Task item. Copy out each line of the data that includes the string "application".

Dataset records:
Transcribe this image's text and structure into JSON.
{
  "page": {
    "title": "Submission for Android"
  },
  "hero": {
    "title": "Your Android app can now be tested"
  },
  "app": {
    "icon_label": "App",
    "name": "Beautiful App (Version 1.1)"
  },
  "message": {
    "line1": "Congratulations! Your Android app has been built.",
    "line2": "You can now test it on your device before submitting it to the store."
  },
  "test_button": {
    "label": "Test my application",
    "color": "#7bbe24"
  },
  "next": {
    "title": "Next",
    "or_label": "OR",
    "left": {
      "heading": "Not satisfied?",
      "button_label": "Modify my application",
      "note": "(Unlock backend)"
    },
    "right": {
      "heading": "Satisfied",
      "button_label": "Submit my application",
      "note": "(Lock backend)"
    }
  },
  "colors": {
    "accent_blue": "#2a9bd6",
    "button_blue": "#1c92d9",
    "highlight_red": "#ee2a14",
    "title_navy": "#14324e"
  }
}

Exercise answer.
    "label": "Test my application",
      "button_label": "Modify my application",
      "button_label": "Submit my application",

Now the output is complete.